Manchester was a game-changer with regards to targeting young people…we felt we had a responsibility to try and educate them in the same way we’ve been doing with the rest of the population.Chris Taylor, counter terrorism media officer at the National Police Chiefs’ Council
Chris Taylor, counter terrorism media officer at the National Police Chiefs’ Council, told PRWeek: "Manchester was a game-changer with regards to targeting young people…we felt we had a responsibility to try and educate them in the same way we’ve been doing with the rest of the population."
It is the first time that the police have tried to craft a counter-terrorism messaging campaign aimed at a younger audience, but they think it is crucial to kick-start an uncomfortable, but potentially life-saving, conversation between young people and their parents in order to keep them safe.
Researching what young people want
In order to adapt the existing messaging to suit 11-16s, the NPCC first carried out research of its target demographic to find out what they thought of the existing campaign and messaging, as well as their preferred channels for receiving news and information.
Feedback was that young people wanted simple messaging with ‘Run, Hide, Tell’ to be prominent, because it was easy to remember.
This research prompted security experts at the National Counter Terrorism Security Office to re-write the messaging in order to tailor it to what young people said they wanted.
Young people told researchers that celebrities on social media were key influencers in their lives and that more than three-quarters of them got their information from social media accounts such as Snapchat and Instagram, while few used news apps.
Taylor said: "We realised that if we wanted to reach this audience, we would have to change the way we were putting this messaging out there."
But a disturbing trend also emerged from the research, which was that young people thought they would be helping the police by standing by and filming a terrorist incident as it unfolded.
Taylor said adults had also made this mistake during the Parsons Green tube bomb attack last month in which people were seen filming the potentially deadly device, which only partially detonated, through the windows of the tube carriage.
Taylor said: "That really opened our eyes to the fact that we need part of this campaign to teach young people that isn’t safe to do. [The Parson’s Green bomb] could have easily gone off while those people were hanging around filming and we have to express to young people, particularly in this campaign but the wider population too, that hanging around and filming is never a good idea.
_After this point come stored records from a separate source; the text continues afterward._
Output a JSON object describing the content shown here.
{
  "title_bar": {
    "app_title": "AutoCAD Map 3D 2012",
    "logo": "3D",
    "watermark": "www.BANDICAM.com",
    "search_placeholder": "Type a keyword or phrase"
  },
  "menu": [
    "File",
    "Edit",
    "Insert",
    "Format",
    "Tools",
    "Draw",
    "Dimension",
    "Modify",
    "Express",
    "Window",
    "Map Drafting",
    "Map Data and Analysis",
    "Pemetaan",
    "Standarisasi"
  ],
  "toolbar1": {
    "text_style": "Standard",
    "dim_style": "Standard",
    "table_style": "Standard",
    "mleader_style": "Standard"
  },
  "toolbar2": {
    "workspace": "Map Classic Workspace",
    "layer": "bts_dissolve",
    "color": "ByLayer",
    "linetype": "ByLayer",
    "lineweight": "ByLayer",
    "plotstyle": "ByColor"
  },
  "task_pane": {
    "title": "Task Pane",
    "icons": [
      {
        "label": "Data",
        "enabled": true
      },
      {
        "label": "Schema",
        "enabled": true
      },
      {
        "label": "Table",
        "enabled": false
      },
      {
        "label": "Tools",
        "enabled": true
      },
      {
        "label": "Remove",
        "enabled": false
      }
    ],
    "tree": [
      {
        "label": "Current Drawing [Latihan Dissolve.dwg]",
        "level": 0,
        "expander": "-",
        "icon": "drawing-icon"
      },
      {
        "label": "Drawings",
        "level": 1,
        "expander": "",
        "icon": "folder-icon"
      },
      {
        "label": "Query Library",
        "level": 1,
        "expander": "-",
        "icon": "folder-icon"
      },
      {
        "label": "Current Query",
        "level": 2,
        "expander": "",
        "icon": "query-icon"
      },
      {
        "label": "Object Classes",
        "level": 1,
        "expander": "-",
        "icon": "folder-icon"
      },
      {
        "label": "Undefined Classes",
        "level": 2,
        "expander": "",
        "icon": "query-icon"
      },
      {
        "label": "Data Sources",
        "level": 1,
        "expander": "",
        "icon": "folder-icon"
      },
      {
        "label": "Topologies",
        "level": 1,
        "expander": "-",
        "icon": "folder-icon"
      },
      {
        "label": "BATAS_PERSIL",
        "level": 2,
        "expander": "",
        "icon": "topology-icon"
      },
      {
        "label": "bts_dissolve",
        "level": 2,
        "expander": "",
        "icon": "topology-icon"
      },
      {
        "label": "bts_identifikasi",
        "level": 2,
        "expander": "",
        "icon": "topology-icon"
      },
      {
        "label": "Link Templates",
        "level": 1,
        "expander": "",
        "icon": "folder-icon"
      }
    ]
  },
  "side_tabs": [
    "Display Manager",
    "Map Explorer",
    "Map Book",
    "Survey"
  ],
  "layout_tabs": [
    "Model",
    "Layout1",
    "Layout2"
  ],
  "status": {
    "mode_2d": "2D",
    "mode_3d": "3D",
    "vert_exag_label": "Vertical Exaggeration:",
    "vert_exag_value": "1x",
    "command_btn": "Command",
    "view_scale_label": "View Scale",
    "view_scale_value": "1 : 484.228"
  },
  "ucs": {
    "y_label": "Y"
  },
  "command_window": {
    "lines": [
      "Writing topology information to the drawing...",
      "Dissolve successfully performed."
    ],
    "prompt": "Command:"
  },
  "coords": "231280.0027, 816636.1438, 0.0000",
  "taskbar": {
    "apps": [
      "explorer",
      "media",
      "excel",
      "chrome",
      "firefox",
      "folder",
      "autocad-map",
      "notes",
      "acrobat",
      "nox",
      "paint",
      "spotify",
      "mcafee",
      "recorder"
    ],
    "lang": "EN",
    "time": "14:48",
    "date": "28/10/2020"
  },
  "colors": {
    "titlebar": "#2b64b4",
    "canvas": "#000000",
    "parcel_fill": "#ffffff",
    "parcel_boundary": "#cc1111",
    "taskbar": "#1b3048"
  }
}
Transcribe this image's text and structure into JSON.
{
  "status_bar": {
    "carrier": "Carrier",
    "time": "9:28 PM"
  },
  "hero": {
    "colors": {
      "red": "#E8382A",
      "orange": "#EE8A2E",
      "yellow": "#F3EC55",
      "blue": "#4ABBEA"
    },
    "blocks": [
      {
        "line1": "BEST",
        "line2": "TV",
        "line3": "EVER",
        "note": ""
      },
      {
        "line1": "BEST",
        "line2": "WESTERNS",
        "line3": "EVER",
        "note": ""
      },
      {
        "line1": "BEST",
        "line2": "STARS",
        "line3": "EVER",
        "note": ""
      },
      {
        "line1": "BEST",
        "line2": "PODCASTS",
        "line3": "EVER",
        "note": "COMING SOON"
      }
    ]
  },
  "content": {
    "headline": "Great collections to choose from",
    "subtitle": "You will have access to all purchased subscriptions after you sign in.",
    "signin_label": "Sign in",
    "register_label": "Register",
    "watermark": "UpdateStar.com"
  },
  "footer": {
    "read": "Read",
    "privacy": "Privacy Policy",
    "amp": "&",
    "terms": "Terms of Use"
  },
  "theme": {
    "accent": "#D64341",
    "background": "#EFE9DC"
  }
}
You have to keep yourself safe and put as much distance as you can between yourselves and a possible incident."
Phase one: The Sun and celebrity influencers
The results prompted the idea of a partnership with the Sun, which has 1.3 million followers of its Snapchat channel aged 13-17 years old, and the ability to help enlist celebrity influencers, including adventurer and Chief Scout Bear Grylls, England Rugby star James Haskell and taekwondo athlete Jade Jones.
Taylor said: "Our collaboration with the Sun allowed us to reach a celebrity influencer that we wouldn’t traditionally have been able to reach."
Following the initial push on Snapchat and Instagram with the Sun, which began late last week, the campaign now aims to get young people noticing ‘Run, Hide, Tell’ messaging during October.
A short film (below) featuring all the celebrities involved in the campaign has been put together, which is on YouTube and can be shared across social channels. The film has already reached more than two million people via counter terorism police channels alone, including Twitter, Facebook and YouTube.
Police are also currently working on producing an animated film, to be released around the end of the month, which will expand on the core messaging and tell children how to spot suspicious behaviour and who to report it to.
Phase two: Youth organisations
After the animation is released, the campaign will move into a new phase by rolling it out to youth organisations including the Scouts.
Taylor said: "Bear Grylls is a really key influencer for us. It’s fantastic to get him on board because he is Chief Scout. He’s given some fantastic support to this and we’re really grateful to have him on board.
Phase three: Putting the campaign on the national curriculum
Counter terrorism police have been in talks with officials at the Department for Education to put the animated film and an accompanying lesson plan delivered by trained teachers on the secondary schools curriculum for 11-16-year-olds by next year.
The plan is to make the film and classroom discussion part of the citizenship curriculum’s Personal, Social, Health and Economic (PHSE) lessons.
Secondary schools will decide what age pupils should be before they are given the lesson.
Taylor said: "Children will hopefully already be familiar with the messaging. Teachers will have a conversation with kids as part of that lesson and talk about the threat: How people feel about the threat of terrorism, do they feel safe and do they know what they should do if they see a terrorist act take place? What’s your first instinct? If you can’t run, what do you do? When do you tell people that you’re safe?"
It’s like a bottom-to-top model in that we’re hoping kids will go back from these lessons and talk to their parents about it.Chris Taylor, counter terrorism media officer at the National Police Chiefs’ Council
Taylor said the curriculum plan also had the potential to further educate parents.
He added: "It’s like a bottom-to-top model in that we’re hoping kids will go back from these lessons and talk to their parents about it. This is something where they can pass learning back up to their parents, if they haven’t already talked about it from the top down. It’s about making sure that everybody has got the information and knows what to do in an emergency. There won’t be an end date to this campaign. This is something we want kids to engage with going forward."